### INFORMATION PROVIDED

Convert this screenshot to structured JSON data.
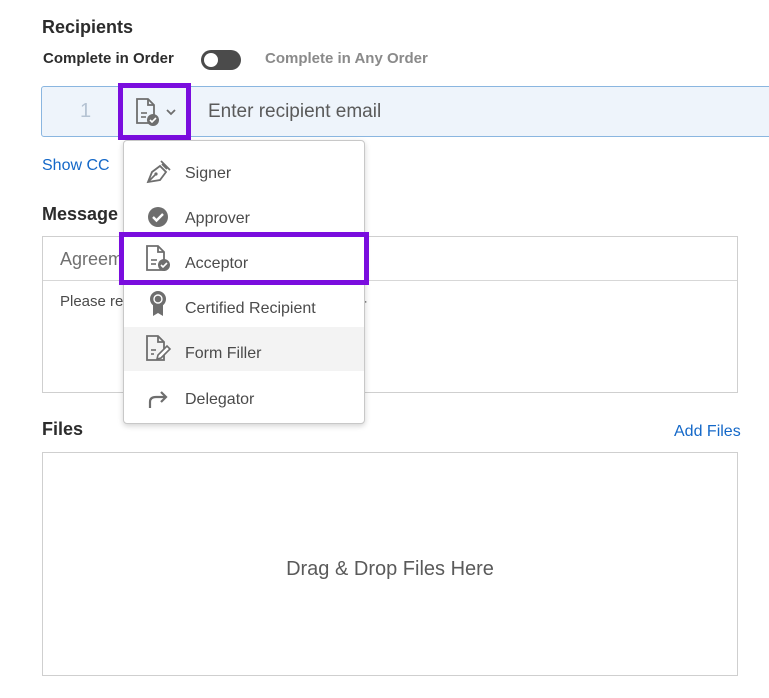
{
  "recipients": {
    "title": "Recipients",
    "order_on": "Complete in Order",
    "order_off": "Complete in Any Order",
    "row_number": "1",
    "email_placeholder": "Enter recipient email",
    "show_cc": "Show CC"
  },
  "message": {
    "title": "Message",
    "subject_partial": "Agreem",
    "body_partial": "Please re",
    "body_tail": "-"
  },
  "files": {
    "title": "Files",
    "add_files": "Add Files",
    "dropzone": "Drag & Drop Files Here"
  },
  "role_menu": {
    "items": [
      {
        "label": "Signer",
        "icon": "pen-nib-icon"
      },
      {
        "label": "Approver",
        "icon": "check-circle-icon"
      },
      {
        "label": "Acceptor",
        "icon": "document-check-icon"
      },
      {
        "label": "Certified Recipient",
        "icon": "ribbon-badge-icon"
      },
      {
        "label": "Form Filler",
        "icon": "document-edit-icon"
      },
      {
        "label": "Delegator",
        "icon": "forward-arrow-icon"
      }
    ]
  },
  "colors": {
    "highlight": "#7a0dde",
    "link": "#1468c8",
    "recipient_row_bg": "#eef4fb"
  }
}
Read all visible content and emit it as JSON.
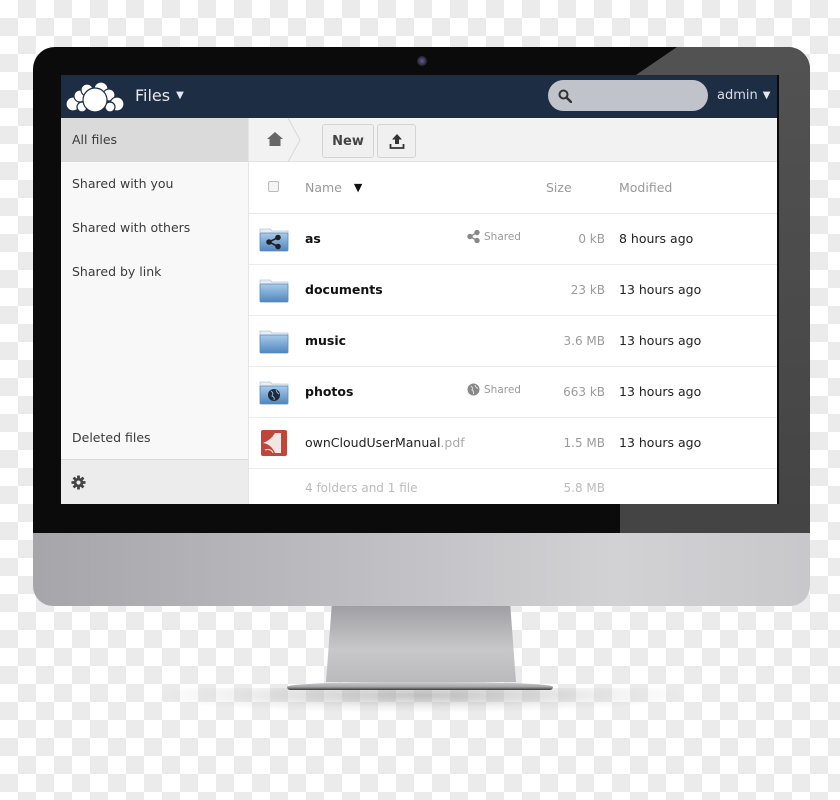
{
  "app": {
    "name": "Files",
    "user": "admin",
    "search_placeholder": ""
  },
  "colors": {
    "topbar": "#1d2d44",
    "sidebar_bg": "#f8f8f8",
    "active_nav": "#dadada",
    "folder_blue": "#6fa4d4",
    "pdf_red": "#c0463a"
  },
  "icons": {
    "logo": "owncloud-cloud-logo",
    "search": "magnifier-icon",
    "home": "home-icon",
    "upload": "upload-icon",
    "settings": "gear-icon",
    "shared_link": "share-icon",
    "shared_public": "globe-icon",
    "folder": "folder-icon",
    "pdf": "pdf-icon",
    "sort": "triangle-down"
  },
  "sidebar": {
    "items": [
      {
        "label": "All files",
        "active": true
      },
      {
        "label": "Shared with you",
        "active": false
      },
      {
        "label": "Shared with others",
        "active": false
      },
      {
        "label": "Shared by link",
        "active": false
      }
    ],
    "deleted": "Deleted files"
  },
  "toolbar": {
    "new_label": "New"
  },
  "table": {
    "headers": {
      "name": "Name",
      "size": "Size",
      "modified": "Modified"
    },
    "sort_indicator": "▼",
    "rows": [
      {
        "name": "as",
        "ext": "",
        "type": "folder-shared",
        "share": "Shared",
        "share_icon": "share",
        "size": "0 kB",
        "modified": "8 hours ago"
      },
      {
        "name": "documents",
        "ext": "",
        "type": "folder",
        "share": "",
        "share_icon": "",
        "size": "23 kB",
        "modified": "13 hours ago"
      },
      {
        "name": "music",
        "ext": "",
        "type": "folder",
        "share": "",
        "share_icon": "",
        "size": "3.6 MB",
        "modified": "13 hours ago"
      },
      {
        "name": "photos",
        "ext": "",
        "type": "folder-public",
        "share": "Shared",
        "share_icon": "globe",
        "size": "663 kB",
        "modified": "13 hours ago"
      },
      {
        "name": "ownCloudUserManual",
        "ext": ".pdf",
        "type": "pdf",
        "share": "",
        "share_icon": "",
        "size": "1.5 MB",
        "modified": "13 hours ago"
      }
    ],
    "summary": {
      "count": "4 folders and 1 file",
      "total": "5.8 MB"
    }
  }
}
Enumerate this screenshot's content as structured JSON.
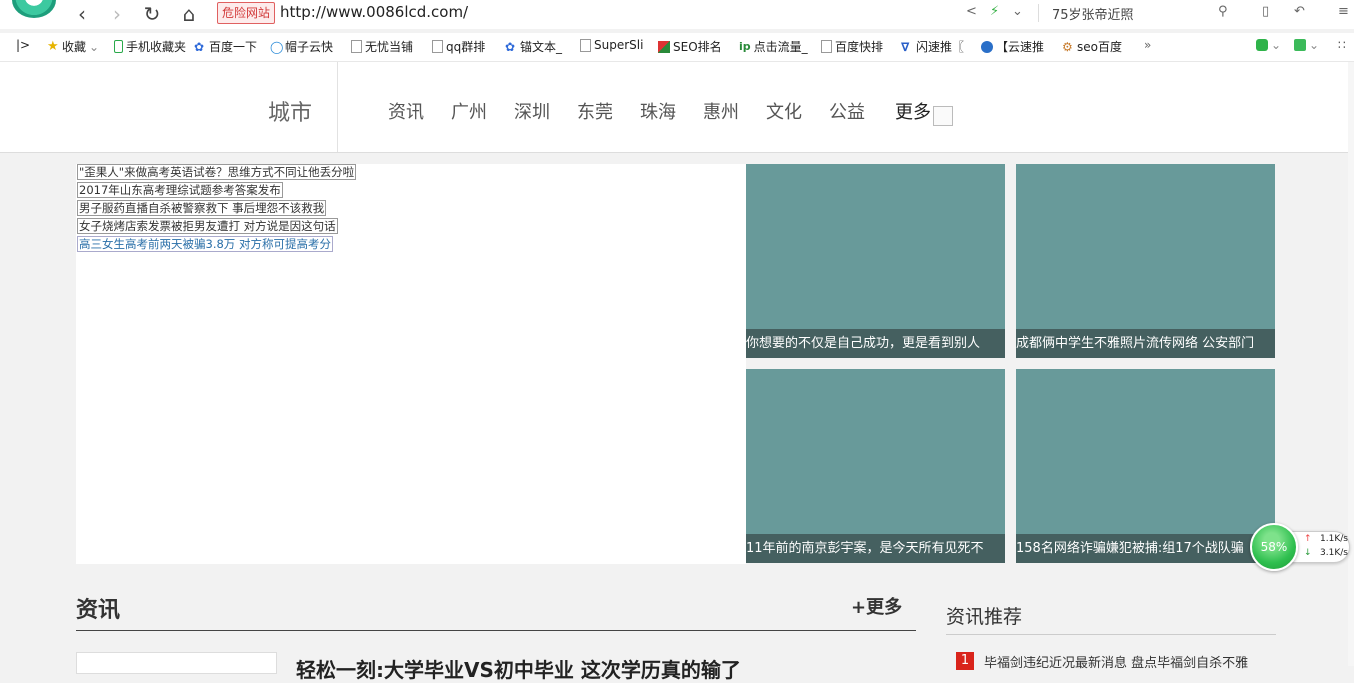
{
  "browser": {
    "danger_label": "危险网站",
    "url": "http://www.0086lcd.com/",
    "search_text": "75岁张帝近照"
  },
  "bookmarks": [
    {
      "label": "收藏",
      "icon": "star-icon"
    },
    {
      "label": "手机收藏夹",
      "icon": "phone-icon"
    },
    {
      "label": "百度一下",
      "icon": "baidu-paw-icon"
    },
    {
      "label": "帽子云快",
      "icon": "drop-icon"
    },
    {
      "label": "无忧当铺",
      "icon": "page-icon"
    },
    {
      "label": "qq群排",
      "icon": "page-icon"
    },
    {
      "label": "锚文本_",
      "icon": "baidu-paw-icon"
    },
    {
      "label": "SuperSli",
      "icon": "page-icon"
    },
    {
      "label": "SEO排名",
      "icon": "seo-icon"
    },
    {
      "label": "点击流量_",
      "icon": "ip-icon"
    },
    {
      "label": "百度快排",
      "icon": "page-icon"
    },
    {
      "label": "闪速推〖",
      "icon": "flash-icon"
    },
    {
      "label": "【云速推",
      "icon": "cloud-icon"
    },
    {
      "label": "seo百度",
      "icon": "gear-icon"
    }
  ],
  "site": {
    "brand": "城市",
    "nav": [
      "资讯",
      "广州",
      "深圳",
      "东莞",
      "珠海",
      "惠州",
      "文化",
      "公益"
    ],
    "nav_more": "更多"
  },
  "headlines": [
    "\"歪果人\"来做高考英语试卷？思维方式不同让他丢分啦",
    "2017年山东高考理综试题参考答案发布",
    "男子服药直播自杀被警察救下 事后埋怨不该救我",
    "女子烧烤店索发票被拒男友遭打 对方说是因这句话",
    "高三女生高考前两天被骗3.8万 对方称可提高考分"
  ],
  "tiles": [
    {
      "caption": "你想要的不仅是自己成功，更是看到别人"
    },
    {
      "caption": "成都俩中学生不雅照片流传网络 公安部门"
    },
    {
      "caption": "11年前的南京彭宇案，是今天所有见死不"
    },
    {
      "caption": "158名网络诈骗嫌犯被捕:组17个战队骗"
    }
  ],
  "speed_widget": {
    "percent": "58%",
    "upload": "1.1K/s",
    "download": "3.1K/s"
  },
  "news_section": {
    "title": "资讯",
    "more": "+更多",
    "lead_title": "轻松一刻:大学毕业VS初中毕业 这次学历真的输了"
  },
  "recommend": {
    "title": "资讯推荐",
    "items": [
      {
        "rank": "1",
        "text": "毕福剑违纪近况最新消息 盘点毕福剑自杀不雅"
      }
    ]
  }
}
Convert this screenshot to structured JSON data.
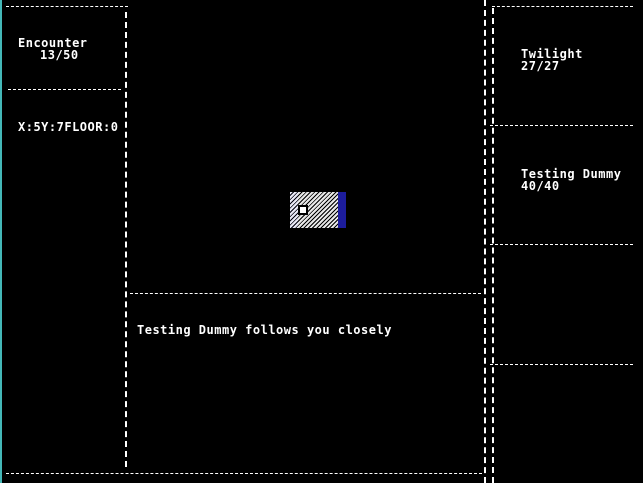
{
  "left_panel": {
    "encounter_label": "Encounter",
    "encounter_value": "13/50",
    "position_readout": "X:5Y:7FLOOR:0"
  },
  "right_panel": {
    "party": [
      {
        "name": "Twilight",
        "hp": "27/27"
      },
      {
        "name": "Testing Dummy",
        "hp": "40/40"
      }
    ]
  },
  "message_log": {
    "lines": [
      "Testing Dummy follows you closely"
    ]
  },
  "colors": {
    "border": "#ffffff",
    "wall": "#1c1c9c",
    "left_edge": "#44b8b8",
    "background": "#000000"
  }
}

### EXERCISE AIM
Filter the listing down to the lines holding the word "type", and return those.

### TASK SOLUTION
        "type": "folder-shared",
        "type": "folder",
        "type": "folder",
        "type": "folder-public",
        "type": "pdf",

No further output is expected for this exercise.